======== RECORDS FOR THE TASK ========

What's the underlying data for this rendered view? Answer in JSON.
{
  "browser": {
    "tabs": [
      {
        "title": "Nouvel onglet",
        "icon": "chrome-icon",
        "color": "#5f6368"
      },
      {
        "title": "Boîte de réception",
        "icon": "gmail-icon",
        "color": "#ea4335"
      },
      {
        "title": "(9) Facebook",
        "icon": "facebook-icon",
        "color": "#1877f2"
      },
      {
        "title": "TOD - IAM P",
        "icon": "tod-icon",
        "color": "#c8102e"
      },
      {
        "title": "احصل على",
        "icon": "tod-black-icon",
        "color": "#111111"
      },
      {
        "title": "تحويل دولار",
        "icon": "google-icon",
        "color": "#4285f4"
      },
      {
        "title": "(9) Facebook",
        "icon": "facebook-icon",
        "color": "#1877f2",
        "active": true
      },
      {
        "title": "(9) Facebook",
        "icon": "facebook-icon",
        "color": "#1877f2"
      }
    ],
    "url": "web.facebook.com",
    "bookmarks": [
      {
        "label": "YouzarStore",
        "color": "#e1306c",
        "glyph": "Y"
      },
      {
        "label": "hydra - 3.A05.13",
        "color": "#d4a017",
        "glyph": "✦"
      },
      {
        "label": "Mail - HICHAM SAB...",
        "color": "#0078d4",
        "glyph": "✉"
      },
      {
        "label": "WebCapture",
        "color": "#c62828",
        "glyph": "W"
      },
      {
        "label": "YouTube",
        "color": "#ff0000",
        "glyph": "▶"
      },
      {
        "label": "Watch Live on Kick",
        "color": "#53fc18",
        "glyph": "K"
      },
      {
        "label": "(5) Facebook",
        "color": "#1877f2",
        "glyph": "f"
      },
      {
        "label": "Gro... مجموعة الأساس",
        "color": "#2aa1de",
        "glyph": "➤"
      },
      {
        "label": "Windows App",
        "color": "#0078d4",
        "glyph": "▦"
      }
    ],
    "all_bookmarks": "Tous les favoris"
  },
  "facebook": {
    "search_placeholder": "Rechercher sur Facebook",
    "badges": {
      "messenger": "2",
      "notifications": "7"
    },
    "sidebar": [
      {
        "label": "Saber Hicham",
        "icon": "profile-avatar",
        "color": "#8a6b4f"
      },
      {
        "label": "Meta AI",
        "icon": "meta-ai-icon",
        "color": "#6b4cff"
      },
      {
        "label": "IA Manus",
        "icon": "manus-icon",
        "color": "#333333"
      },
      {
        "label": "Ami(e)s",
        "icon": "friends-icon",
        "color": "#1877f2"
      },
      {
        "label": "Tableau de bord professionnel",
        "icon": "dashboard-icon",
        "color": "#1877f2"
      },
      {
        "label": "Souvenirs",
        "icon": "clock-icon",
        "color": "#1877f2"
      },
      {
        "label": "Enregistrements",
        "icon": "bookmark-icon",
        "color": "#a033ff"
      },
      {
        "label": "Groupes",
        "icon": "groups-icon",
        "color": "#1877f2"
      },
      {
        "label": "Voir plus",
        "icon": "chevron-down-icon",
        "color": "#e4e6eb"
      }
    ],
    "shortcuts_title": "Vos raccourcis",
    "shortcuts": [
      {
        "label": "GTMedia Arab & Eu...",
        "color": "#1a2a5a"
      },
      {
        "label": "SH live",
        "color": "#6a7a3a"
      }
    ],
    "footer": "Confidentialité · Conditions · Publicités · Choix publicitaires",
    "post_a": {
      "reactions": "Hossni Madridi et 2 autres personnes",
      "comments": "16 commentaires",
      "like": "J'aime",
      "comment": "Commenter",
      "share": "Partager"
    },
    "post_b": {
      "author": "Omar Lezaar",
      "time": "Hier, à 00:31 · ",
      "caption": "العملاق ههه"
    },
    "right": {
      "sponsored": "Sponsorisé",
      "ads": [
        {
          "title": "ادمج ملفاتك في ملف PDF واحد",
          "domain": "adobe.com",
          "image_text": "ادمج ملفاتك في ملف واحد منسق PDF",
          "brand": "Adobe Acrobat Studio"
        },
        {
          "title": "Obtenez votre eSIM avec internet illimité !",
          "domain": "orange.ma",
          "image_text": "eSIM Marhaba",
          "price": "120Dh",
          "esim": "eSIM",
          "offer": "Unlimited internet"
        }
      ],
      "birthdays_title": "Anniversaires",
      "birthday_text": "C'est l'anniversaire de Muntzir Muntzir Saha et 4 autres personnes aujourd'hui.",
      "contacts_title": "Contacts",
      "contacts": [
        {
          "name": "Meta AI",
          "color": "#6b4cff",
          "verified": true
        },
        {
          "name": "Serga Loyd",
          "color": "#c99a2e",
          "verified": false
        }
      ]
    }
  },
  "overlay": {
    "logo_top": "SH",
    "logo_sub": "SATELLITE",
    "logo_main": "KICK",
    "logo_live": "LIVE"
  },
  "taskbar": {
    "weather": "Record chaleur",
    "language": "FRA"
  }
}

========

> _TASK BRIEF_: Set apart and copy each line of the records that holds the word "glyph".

> _WRITTEN ANSWER_:
        "glyph": "Y"
        "glyph": "✦"
        "glyph": "✉"
        "glyph": "W"
        "glyph": "▶"
        "glyph": "K"
        "glyph": "f"
        "glyph": "➤"
        "glyph": "▦"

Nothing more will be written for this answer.